In one of the most volatile regions of the world, the church is still shining, and young people are leading the way, sharing Jesus’ love and standing out in a culture drenched with hatred and violence.
Palestine and Israel are engaged in an ongoing conflict over land, religion, politics and power. It’s a confusing situation with violence between Jews and Muslims regularly spilling over. The conflict is all encompassing, and the small minority of Palestinian Christians are caught in the middle – viewed with suspicion or even hatred by the majority Muslim population.
In this context, Open Doors partners help to run youth groups for Palestinian Christians in the Bethlehem area. Whilst the majority of Christian Palestinians live in or around Bethlehem, they make up just over a 1% of the population – there is a huge Muslim majority. Being part of this minority is a daily reality for these young Christians.
“I was the only Christian in my class. The image most Muslims have of Christians is based on what they see in Hollywood movies,” Yussef* shares. “They think all Christians are defined by alcohol abuse, wearing revealing clothes, and an obsession with sex. So: ‘Western’ and ‘Christian’ is the same for them. It’s up to us to show them the real image of a Christian—someone who is full of love, like Christ.”
Peter*, sitting next to him, adds to the discussion, explaining why Palestinian Muslims are so ill-informed about Christians: “In their school books, they learn nothing about Christianity. And many villages on the West Bank are 100% Muslim. When I started in university, I met this one girl who only found I was a Christian when she saw the cross I’m wearing. She admitted: ‘I thought all Christians would be disgusting. But actually, you are quite okay.’”
“We are all Palestinians,” Peter stresses, when talking about the relations between Christians and Muslims. “We share many values together. But we don’t share the same book. There is diversity.”
In his university, there are very few Christian believers. Every day he wears a necklace with a cross. “If someone asks about it, I share about Christ.”
In the Palestinian Territories, evangelism to Muslims is illegal. But there is no law against Christians answering questions from Muslims. “Ministering here is very easy. All it takes is one question,” says Maher*, the youth leader who started this youth group a few years ago.
Despite the tensions, Maher is committed to staying in Palestine: “If we were without Christ, we would be migrating. But we know that our calling is here, to be the salt and the light of this land.”
Migration is one of the main threats for the Palestinian Church. The mounting pressure of the ongoing Israeli-Palestinian conflict and the lack of future perspective has caused many Palestinians to leave the last few decades.
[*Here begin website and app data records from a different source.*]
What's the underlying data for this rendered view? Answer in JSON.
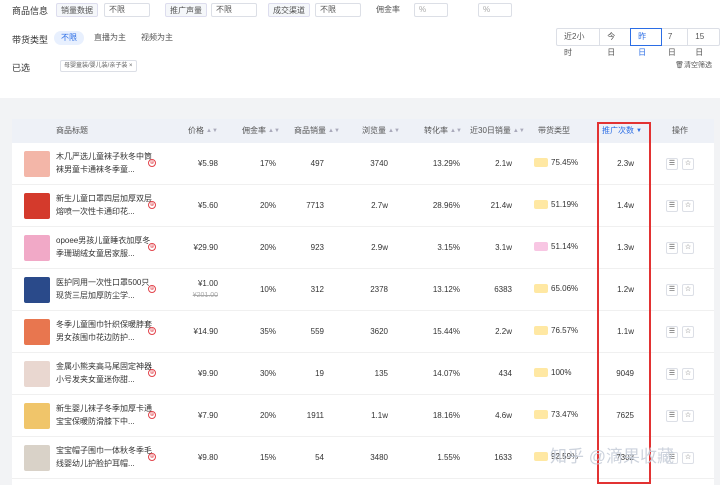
{
  "filters": {
    "row1": {
      "label": "商品信息",
      "pills": [
        "销量数据",
        "不限",
        "推广声量",
        "不限",
        "成交渠道",
        "不限",
        "佣金率",
        "%",
        "%"
      ]
    },
    "row2": {
      "label": "带货类型",
      "options": [
        "不限",
        "直播为主",
        "视频为主"
      ],
      "time_segments": [
        "近2小时",
        "今日",
        "昨日",
        "7日",
        "15日"
      ],
      "active_segment": "昨日"
    },
    "row3": {
      "label": "已选",
      "chip": "母婴童装/婴儿装/亲子装 ×",
      "clear": "清空筛选"
    }
  },
  "table": {
    "headers": {
      "title": "商品标题",
      "price": "价格",
      "commission": "佣金率",
      "sales": "商品销量",
      "views": "浏览量",
      "conversion": "转化率",
      "sales30": "近30日销量",
      "type": "带货类型",
      "promo": "推广次数",
      "ops": "操作"
    },
    "rows": [
      {
        "title": "木几严选儿童袜子秋冬中筒袜男童卡通袜冬季童...",
        "price": "¥5.98",
        "price_old": "",
        "commission": "17%",
        "sales": "497",
        "views": "3740",
        "conversion": "13.29%",
        "sales30": "2.1w",
        "type": "75.45%",
        "promo": "2.3w",
        "thumb": "#f3b6a8"
      },
      {
        "title": "新生儿童口罩四层加厚双层熔喷一次性卡通印花...",
        "price": "¥5.60",
        "price_old": "",
        "commission": "20%",
        "sales": "7713",
        "views": "2.7w",
        "conversion": "28.96%",
        "sales30": "21.4w",
        "type": "51.19%",
        "promo": "1.4w",
        "thumb": "#d43a2c"
      },
      {
        "title": "opoee男孩儿童睡衣加厚冬季珊瑚绒女童居家服...",
        "price": "¥29.90",
        "price_old": "",
        "commission": "20%",
        "sales": "923",
        "views": "2.9w",
        "conversion": "3.15%",
        "sales30": "3.1w",
        "type": "51.14%",
        "promo": "1.3w",
        "thumb": "#f1a9c7"
      },
      {
        "title": "医护同用一次性口罩500只现货三层加厚防尘学...",
        "price": "¥1.00",
        "price_old": "¥201.00",
        "commission": "10%",
        "sales": "312",
        "views": "2378",
        "conversion": "13.12%",
        "sales30": "6383",
        "type": "65.06%",
        "promo": "1.2w",
        "thumb": "#2a4a8a"
      },
      {
        "title": "冬季儿童围巾针织保暖脖套男女孩围巾花边防护...",
        "price": "¥14.90",
        "price_old": "",
        "commission": "35%",
        "sales": "559",
        "views": "3620",
        "conversion": "15.44%",
        "sales30": "2.2w",
        "type": "76.57%",
        "promo": "1.1w",
        "thumb": "#e8764f"
      },
      {
        "title": "金属小熊夹高马尾固定神器小号发夹女童迷你甜...",
        "price": "¥9.90",
        "price_old": "",
        "commission": "30%",
        "sales": "19",
        "views": "135",
        "conversion": "14.07%",
        "sales30": "434",
        "type": "100%",
        "promo": "9049",
        "thumb": "#e9d7d0"
      },
      {
        "title": "新生婴儿袜子冬季加厚卡通宝宝保暖防滑膝下中...",
        "price": "¥7.90",
        "price_old": "",
        "commission": "20%",
        "sales": "1911",
        "views": "1.1w",
        "conversion": "18.16%",
        "sales30": "4.6w",
        "type": "73.47%",
        "promo": "7625",
        "thumb": "#f0c56a"
      },
      {
        "title": "宝宝帽子围巾一体秋冬季毛线婴幼儿护脸护耳帽...",
        "price": "¥9.80",
        "price_old": "",
        "commission": "15%",
        "sales": "54",
        "views": "3480",
        "conversion": "1.55%",
        "sales30": "1633",
        "type": "92.59%",
        "promo": "7302",
        "thumb": "#d9d2c8"
      }
    ]
  },
  "watermark": "知乎 @滴果收藏",
  "colors": {
    "accent": "#2b6de5",
    "highlight": "#e23232"
  }
}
Peter: “Yes, I also thought about migration. But I have to understand and remember that Christ chose this land to live in. We are called to be His witnesses here.”
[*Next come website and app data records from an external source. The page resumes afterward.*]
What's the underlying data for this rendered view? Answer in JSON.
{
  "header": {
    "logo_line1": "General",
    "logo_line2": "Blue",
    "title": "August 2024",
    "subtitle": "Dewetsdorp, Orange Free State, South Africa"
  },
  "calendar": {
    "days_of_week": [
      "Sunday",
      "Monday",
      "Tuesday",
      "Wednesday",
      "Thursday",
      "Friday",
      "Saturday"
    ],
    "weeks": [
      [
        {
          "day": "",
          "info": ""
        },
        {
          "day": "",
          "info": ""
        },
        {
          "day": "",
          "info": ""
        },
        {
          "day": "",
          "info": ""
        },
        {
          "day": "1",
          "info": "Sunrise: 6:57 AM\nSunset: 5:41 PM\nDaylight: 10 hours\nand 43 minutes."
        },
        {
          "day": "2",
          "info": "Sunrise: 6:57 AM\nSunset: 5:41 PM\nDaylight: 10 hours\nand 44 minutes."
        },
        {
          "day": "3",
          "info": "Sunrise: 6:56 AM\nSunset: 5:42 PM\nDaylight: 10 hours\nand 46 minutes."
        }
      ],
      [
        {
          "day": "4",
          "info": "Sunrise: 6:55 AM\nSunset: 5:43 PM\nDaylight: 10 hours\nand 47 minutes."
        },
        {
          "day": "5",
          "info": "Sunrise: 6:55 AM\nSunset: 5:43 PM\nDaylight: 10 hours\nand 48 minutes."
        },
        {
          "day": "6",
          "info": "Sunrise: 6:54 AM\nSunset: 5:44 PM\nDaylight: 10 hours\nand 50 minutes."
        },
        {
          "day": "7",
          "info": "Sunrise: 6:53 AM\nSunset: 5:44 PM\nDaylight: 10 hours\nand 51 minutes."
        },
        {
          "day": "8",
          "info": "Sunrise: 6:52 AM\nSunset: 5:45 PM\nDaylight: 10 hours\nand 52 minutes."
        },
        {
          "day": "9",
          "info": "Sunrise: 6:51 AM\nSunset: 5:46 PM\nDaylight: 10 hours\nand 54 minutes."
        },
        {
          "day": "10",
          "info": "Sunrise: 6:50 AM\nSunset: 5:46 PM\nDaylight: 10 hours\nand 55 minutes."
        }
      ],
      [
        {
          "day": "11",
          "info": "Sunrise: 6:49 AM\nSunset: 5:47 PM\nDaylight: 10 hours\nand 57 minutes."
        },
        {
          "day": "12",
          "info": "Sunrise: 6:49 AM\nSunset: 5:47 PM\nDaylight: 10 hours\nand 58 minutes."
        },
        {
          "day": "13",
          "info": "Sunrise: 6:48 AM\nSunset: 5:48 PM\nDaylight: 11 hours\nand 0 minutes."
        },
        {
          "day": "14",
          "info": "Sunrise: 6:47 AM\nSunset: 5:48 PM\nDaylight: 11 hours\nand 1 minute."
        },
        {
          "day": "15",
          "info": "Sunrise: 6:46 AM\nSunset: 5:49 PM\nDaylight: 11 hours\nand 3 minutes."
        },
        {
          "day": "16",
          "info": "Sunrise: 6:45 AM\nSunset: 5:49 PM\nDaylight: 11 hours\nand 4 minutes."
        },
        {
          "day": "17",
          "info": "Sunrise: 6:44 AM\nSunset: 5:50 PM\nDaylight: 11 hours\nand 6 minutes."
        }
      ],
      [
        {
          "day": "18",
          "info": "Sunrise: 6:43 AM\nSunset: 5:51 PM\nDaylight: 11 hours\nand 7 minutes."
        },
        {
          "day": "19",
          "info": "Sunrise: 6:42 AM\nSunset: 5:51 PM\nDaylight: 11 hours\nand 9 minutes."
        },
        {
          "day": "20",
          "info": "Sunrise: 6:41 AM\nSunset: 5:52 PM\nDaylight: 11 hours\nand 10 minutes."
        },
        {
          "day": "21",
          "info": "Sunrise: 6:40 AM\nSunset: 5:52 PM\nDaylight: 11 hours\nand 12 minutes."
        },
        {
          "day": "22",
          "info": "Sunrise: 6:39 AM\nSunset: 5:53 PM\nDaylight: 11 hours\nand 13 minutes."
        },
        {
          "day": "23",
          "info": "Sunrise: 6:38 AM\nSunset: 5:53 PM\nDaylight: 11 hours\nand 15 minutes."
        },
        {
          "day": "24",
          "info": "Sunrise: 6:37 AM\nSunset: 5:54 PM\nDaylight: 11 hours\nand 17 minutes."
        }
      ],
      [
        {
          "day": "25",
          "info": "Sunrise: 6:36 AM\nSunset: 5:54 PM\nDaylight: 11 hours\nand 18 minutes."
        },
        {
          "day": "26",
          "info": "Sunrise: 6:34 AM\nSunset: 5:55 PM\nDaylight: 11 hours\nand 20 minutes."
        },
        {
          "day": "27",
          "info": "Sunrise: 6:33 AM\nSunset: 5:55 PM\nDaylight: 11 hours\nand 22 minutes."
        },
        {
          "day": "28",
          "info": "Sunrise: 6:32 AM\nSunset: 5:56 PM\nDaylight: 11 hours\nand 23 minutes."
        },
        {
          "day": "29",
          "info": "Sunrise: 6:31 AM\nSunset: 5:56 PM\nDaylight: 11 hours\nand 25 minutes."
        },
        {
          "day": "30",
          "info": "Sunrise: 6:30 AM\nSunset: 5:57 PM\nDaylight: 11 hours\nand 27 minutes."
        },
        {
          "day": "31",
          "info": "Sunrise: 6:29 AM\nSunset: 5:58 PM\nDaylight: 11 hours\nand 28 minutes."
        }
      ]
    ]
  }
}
The fact that they live on Biblical lands and that their churches date back to the very first Christians from the book of Acts inspires Palestinian Christians like Peter to stand strong. “Everything we read in the Bible, happened here in these lands; why then should we leave? If all of us Christians leave, who are left here to witness of Christ?”
These young Christians share how they often feel like the forgotten part of the body of Christ. “When meeting foreign Christians, they often have no idea there are Palestinian Christians here. They think there are just Muslims and Jews in the Holy Land, even though Christians have been living here for 2,000 years now.”
They are asking us to pray for them and the tense political conflict that they live in. Pray for the following things:
We support people who are beaten, tortured,
imprisoned, falsely accused, and hated simply for following Jesus.